──────── Data for this task ────────
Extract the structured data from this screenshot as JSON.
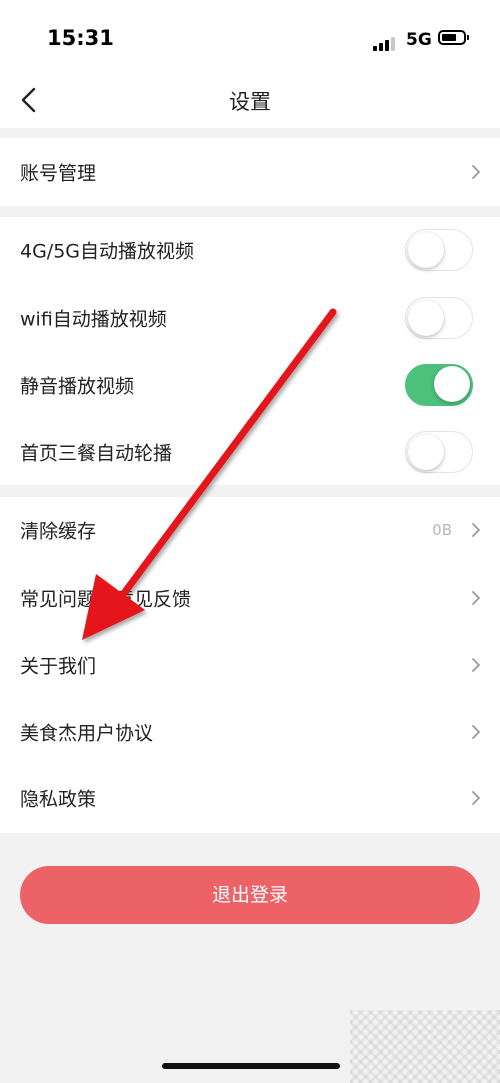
{
  "status_bar": {
    "time": "15:31",
    "network": "5G"
  },
  "nav": {
    "title": "设置"
  },
  "account_group": {
    "items": [
      {
        "label": "账号管理"
      }
    ]
  },
  "playback_group": {
    "items": [
      {
        "label": "4G/5G自动播放视频",
        "enabled": false
      },
      {
        "label": "wifi自动播放视频",
        "enabled": false
      },
      {
        "label": "静音播放视频",
        "enabled": true
      },
      {
        "label": "首页三餐自动轮播",
        "enabled": false
      }
    ]
  },
  "misc_group": {
    "items": [
      {
        "label": "清除缓存",
        "value": "0B"
      },
      {
        "label": "常见问题与意见反馈"
      },
      {
        "label": "关于我们"
      },
      {
        "label": "美食杰用户协议"
      },
      {
        "label": "隐私政策"
      }
    ]
  },
  "logout_button": {
    "label": "退出登录"
  },
  "colors": {
    "toggle_on": "#4cc17c",
    "logout": "#ec6266",
    "annotation_arrow": "#e4161c"
  }
}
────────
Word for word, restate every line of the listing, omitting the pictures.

■ Problem solution
Extract the structured data from this screenshot as JSON.
{
  "status_bar": {
    "time": "15:31",
    "network": "5G"
  },
  "nav": {
    "title": "设置"
  },
  "account_group": {
    "items": [
      {
        "label": "账号管理"
      }
    ]
  },
  "playback_group": {
    "items": [
      {
        "label": "4G/5G自动播放视频",
        "enabled": false
      },
      {
        "label": "wifi自动播放视频",
        "enabled": false
      },
      {
        "label": "静音播放视频",
        "enabled": true
      },
      {
        "label": "首页三餐自动轮播",
        "enabled": false
      }
    ]
  },
  "misc_group": {
    "items": [
      {
        "label": "清除缓存",
        "value": "0B"
      },
      {
        "label": "常见问题与意见反馈"
      },
      {
        "label": "关于我们"
      },
      {
        "label": "美食杰用户协议"
      },
      {
        "label": "隐私政策"
      }
    ]
  },
  "logout_button": {
    "label": "退出登录"
  },
  "colors": {
    "toggle_on": "#4cc17c",
    "logout": "#ec6266",
    "annotation_arrow": "#e4161c"
  }
}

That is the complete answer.